--- Material provided Enclosed Below ---
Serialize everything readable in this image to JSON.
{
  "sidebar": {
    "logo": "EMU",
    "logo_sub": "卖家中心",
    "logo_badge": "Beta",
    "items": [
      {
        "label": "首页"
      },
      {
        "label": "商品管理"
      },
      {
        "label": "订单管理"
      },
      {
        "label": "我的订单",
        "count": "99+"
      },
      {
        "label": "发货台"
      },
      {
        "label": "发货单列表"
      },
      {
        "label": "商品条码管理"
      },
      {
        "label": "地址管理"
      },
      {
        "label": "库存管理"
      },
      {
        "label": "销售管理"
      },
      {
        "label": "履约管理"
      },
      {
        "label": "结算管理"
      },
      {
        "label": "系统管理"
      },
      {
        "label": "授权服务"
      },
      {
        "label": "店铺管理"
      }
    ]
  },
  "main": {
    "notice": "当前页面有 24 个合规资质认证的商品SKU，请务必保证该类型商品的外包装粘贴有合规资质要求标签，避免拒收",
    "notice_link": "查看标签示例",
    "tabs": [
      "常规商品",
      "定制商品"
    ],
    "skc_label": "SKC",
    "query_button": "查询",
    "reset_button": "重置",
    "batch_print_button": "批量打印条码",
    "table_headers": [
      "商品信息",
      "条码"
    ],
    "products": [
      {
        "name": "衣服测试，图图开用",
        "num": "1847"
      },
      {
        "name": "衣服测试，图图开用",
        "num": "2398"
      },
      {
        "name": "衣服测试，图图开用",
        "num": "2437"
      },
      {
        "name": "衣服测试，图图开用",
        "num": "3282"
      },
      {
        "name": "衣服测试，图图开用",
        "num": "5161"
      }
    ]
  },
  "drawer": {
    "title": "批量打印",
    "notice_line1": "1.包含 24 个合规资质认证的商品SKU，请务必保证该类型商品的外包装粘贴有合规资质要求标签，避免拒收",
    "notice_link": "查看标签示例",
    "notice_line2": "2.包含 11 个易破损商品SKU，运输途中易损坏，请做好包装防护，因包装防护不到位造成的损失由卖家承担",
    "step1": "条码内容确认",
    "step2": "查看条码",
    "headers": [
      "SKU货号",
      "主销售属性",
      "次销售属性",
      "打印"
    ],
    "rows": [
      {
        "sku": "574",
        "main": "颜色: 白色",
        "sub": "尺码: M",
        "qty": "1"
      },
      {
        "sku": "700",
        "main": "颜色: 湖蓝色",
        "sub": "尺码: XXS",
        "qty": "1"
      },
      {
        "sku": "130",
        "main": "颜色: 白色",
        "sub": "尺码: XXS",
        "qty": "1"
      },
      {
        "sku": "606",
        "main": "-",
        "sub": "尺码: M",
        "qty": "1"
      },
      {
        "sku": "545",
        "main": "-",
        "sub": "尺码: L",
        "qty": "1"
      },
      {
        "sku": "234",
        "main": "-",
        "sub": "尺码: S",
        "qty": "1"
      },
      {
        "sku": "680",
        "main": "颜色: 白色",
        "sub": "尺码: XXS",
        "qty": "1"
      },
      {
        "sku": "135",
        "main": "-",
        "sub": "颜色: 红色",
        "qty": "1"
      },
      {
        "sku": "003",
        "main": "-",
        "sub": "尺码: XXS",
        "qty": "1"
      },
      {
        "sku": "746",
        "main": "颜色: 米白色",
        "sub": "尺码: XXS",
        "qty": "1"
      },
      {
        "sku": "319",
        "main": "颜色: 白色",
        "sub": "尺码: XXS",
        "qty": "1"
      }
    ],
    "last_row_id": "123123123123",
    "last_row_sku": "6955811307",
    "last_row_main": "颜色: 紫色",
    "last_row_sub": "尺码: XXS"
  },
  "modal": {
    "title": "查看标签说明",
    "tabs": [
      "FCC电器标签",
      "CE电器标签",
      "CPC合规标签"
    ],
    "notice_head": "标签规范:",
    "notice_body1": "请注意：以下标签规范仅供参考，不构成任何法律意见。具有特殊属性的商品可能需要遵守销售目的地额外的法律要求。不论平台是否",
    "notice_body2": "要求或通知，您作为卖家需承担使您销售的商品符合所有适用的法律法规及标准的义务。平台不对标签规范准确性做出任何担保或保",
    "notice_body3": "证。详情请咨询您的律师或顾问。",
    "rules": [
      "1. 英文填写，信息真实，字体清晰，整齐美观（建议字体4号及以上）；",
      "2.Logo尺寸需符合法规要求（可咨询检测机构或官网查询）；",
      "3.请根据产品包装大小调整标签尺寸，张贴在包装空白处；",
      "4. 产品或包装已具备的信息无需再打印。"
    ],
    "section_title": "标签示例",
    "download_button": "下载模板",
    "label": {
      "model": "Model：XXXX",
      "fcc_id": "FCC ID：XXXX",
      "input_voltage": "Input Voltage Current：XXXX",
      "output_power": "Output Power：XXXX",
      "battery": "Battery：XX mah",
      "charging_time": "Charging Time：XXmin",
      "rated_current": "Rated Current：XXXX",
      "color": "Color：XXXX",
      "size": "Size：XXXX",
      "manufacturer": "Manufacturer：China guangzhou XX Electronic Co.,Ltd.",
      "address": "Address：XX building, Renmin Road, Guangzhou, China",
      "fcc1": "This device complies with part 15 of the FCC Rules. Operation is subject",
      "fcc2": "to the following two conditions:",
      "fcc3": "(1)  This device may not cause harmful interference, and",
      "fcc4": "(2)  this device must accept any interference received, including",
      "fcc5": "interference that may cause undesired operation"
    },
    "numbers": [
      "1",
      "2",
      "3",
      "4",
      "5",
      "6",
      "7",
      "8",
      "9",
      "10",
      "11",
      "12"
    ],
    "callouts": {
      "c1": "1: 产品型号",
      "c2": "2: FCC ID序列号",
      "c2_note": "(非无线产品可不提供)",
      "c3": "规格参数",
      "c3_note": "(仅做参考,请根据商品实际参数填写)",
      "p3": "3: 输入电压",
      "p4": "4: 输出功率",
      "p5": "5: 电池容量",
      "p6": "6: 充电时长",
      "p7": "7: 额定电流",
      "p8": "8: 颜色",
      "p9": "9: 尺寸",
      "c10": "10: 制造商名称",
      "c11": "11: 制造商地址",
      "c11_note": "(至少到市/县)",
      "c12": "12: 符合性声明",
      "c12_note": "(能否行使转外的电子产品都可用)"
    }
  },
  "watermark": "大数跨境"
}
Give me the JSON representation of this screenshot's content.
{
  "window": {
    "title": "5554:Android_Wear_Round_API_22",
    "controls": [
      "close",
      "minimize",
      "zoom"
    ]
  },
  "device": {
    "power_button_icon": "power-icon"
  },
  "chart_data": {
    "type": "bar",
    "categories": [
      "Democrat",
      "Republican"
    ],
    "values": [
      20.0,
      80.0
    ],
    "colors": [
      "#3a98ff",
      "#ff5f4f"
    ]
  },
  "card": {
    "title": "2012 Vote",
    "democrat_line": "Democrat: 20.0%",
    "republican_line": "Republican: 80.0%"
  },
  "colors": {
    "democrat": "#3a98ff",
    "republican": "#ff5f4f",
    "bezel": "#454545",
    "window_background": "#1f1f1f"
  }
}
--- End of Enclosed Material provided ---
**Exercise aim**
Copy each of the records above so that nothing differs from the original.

**Solution for this task**
Serialize everything readable in this image to JSON.
{
  "sidebar": {
    "logo": "EMU",
    "logo_sub": "卖家中心",
    "logo_badge": "Beta",
    "items": [
      {
        "label": "首页"
      },
      {
        "label": "商品管理"
      },
      {
        "label": "订单管理"
      },
      {
        "label": "我的订单",
        "count": "99+"
      },
      {
        "label": "发货台"
      },
      {
        "label": "发货单列表"
      },
      {
        "label": "商品条码管理"
      },
      {
        "label": "地址管理"
      },
      {
        "label": "库存管理"
      },
      {
        "label": "销售管理"
      },
      {
        "label": "履约管理"
      },
      {
        "label": "结算管理"
      },
      {
        "label": "系统管理"
      },
      {
        "label": "授权服务"
      },
      {
        "label": "店铺管理"
      }
    ]
  },
  "main": {
    "notice": "当前页面有 24 个合规资质认证的商品SKU，请务必保证该类型商品的外包装粘贴有合规资质要求标签，避免拒收",
    "notice_link": "查看标签示例",
    "tabs": [
      "常规商品",
      "定制商品"
    ],
    "skc_label": "SKC",
    "query_button": "查询",
    "reset_button": "重置",
    "batch_print_button": "批量打印条码",
    "table_headers": [
      "商品信息",
      "条码"
    ],
    "products": [
      {
        "name": "衣服测试，图图开用",
        "num": "1847"
      },
      {
        "name": "衣服测试，图图开用",
        "num": "2398"
      },
      {
        "name": "衣服测试，图图开用",
        "num": "2437"
      },
      {
        "name": "衣服测试，图图开用",
        "num": "3282"
      },
      {
        "name": "衣服测试，图图开用",
        "num": "5161"
      }
    ]
  },
  "drawer": {
    "title": "批量打印",
    "notice_line1": "1.包含 24 个合规资质认证的商品SKU，请务必保证该类型商品的外包装粘贴有合规资质要求标签，避免拒收",
    "notice_link": "查看标签示例",
    "notice_line2": "2.包含 11 个易破损商品SKU，运输途中易损坏，请做好包装防护，因包装防护不到位造成的损失由卖家承担",
    "step1": "条码内容确认",
    "step2": "查看条码",
    "headers": [
      "SKU货号",
      "主销售属性",
      "次销售属性",
      "打印"
    ],
    "rows": [
      {
        "sku": "574",
        "main": "颜色: 白色",
        "sub": "尺码: M",
        "qty": "1"
      },
      {
        "sku": "700",
        "main": "颜色: 湖蓝色",
        "sub": "尺码: XXS",
        "qty": "1"
      },
      {
        "sku": "130",
        "main": "颜色: 白色",
        "sub": "尺码: XXS",
        "qty": "1"
      },
      {
        "sku": "606",
        "main": "-",
        "sub": "尺码: M",
        "qty": "1"
      },
      {
        "sku": "545",
        "main": "-",
        "sub": "尺码: L",
        "qty": "1"
      },
      {
        "sku": "234",
        "main": "-",
        "sub": "尺码: S",
        "qty": "1"
      },
      {
        "sku": "680",
        "main": "颜色: 白色",
        "sub": "尺码: XXS",
        "qty": "1"
      },
      {
        "sku": "135",
        "main": "-",
        "sub": "颜色: 红色",
        "qty": "1"
      },
      {
        "sku": "003",
        "main": "-",
        "sub": "尺码: XXS",
        "qty": "1"
      },
      {
        "sku": "746",
        "main": "颜色: 米白色",
        "sub": "尺码: XXS",
        "qty": "1"
      },
      {
        "sku": "319",
        "main": "颜色: 白色",
        "sub": "尺码: XXS",
        "qty": "1"
      }
    ],
    "last_row_id": "123123123123",
    "last_row_sku": "6955811307",
    "last_row_main": "颜色: 紫色",
    "last_row_sub": "尺码: XXS"
  },
  "modal": {
    "title": "查看标签说明",
    "tabs": [
      "FCC电器标签",
      "CE电器标签",
      "CPC合规标签"
    ],
    "notice_head": "标签规范:",
    "notice_body1": "请注意：以下标签规范仅供参考，不构成任何法律意见。具有特殊属性的商品可能需要遵守销售目的地额外的法律要求。不论平台是否",
    "notice_body2": "要求或通知，您作为卖家需承担使您销售的商品符合所有适用的法律法规及标准的义务。平台不对标签规范准确性做出任何担保或保",
    "notice_body3": "证。详情请咨询您的律师或顾问。",
    "rules": [
      "1. 英文填写，信息真实，字体清晰，整齐美观（建议字体4号及以上）；",
      "2.Logo尺寸需符合法规要求（可咨询检测机构或官网查询）；",
      "3.请根据产品包装大小调整标签尺寸，张贴在包装空白处；",
      "4. 产品或包装已具备的信息无需再打印。"
    ],
    "section_title": "标签示例",
    "download_button": "下载模板",
    "label": {
      "model": "Model：XXXX",
      "fcc_id": "FCC ID：XXXX",
      "input_voltage": "Input Voltage Current：XXXX",
      "output_power": "Output Power：XXXX",
      "battery": "Battery：XX mah",
      "charging_time": "Charging Time：XXmin",
      "rated_current": "Rated Current：XXXX",
      "color": "Color：XXXX",
      "size": "Size：XXXX",
      "manufacturer": "Manufacturer：China guangzhou XX Electronic Co.,Ltd.",
      "address": "Address：XX building, Renmin Road, Guangzhou, China",
      "fcc1": "This device complies with part 15 of the FCC Rules. Operation is subject",
      "fcc2": "to the following two conditions:",
      "fcc3": "(1)  This device may not cause harmful interference, and",
      "fcc4": "(2)  this device must accept any interference received, including",
      "fcc5": "interference that may cause undesired operation"
    },
    "numbers": [
      "1",
      "2",
      "3",
      "4",
      "5",
      "6",
      "7",
      "8",
      "9",
      "10",
      "11",
      "12"
    ],
    "callouts": {
      "c1": "1: 产品型号",
      "c2": "2: FCC ID序列号",
      "c2_note": "(非无线产品可不提供)",
      "c3": "规格参数",
      "c3_note": "(仅做参考,请根据商品实际参数填写)",
      "p3": "3: 输入电压",
      "p4": "4: 输出功率",
      "p5": "5: 电池容量",
      "p6": "6: 充电时长",
      "p7": "7: 额定电流",
      "p8": "8: 颜色",
      "p9": "9: 尺寸",
      "c10": "10: 制造商名称",
      "c11": "11: 制造商地址",
      "c11_note": "(至少到市/县)",
      "c12": "12: 符合性声明",
      "c12_note": "(能否行使转外的电子产品都可用)"
    }
  },
  "watermark": "大数跨境"
}
Give me the JSON representation of this screenshot's content.
{
  "window": {
    "title": "5554:Android_Wear_Round_API_22",
    "controls": [
      "close",
      "minimize",
      "zoom"
    ]
  },
  "device": {
    "power_button_icon": "power-icon"
  },
  "chart_data": {
    "type": "bar",
    "categories": [
      "Democrat",
      "Republican"
    ],
    "values": [
      20.0,
      80.0
    ],
    "colors": [
      "#3a98ff",
      "#ff5f4f"
    ]
  },
  "card": {
    "title": "2012 Vote",
    "democrat_line": "Democrat: 20.0%",
    "republican_line": "Republican: 80.0%"
  },
  "colors": {
    "democrat": "#3a98ff",
    "republican": "#ff5f4f",
    "bezel": "#454545",
    "window_background": "#1f1f1f"
  }
}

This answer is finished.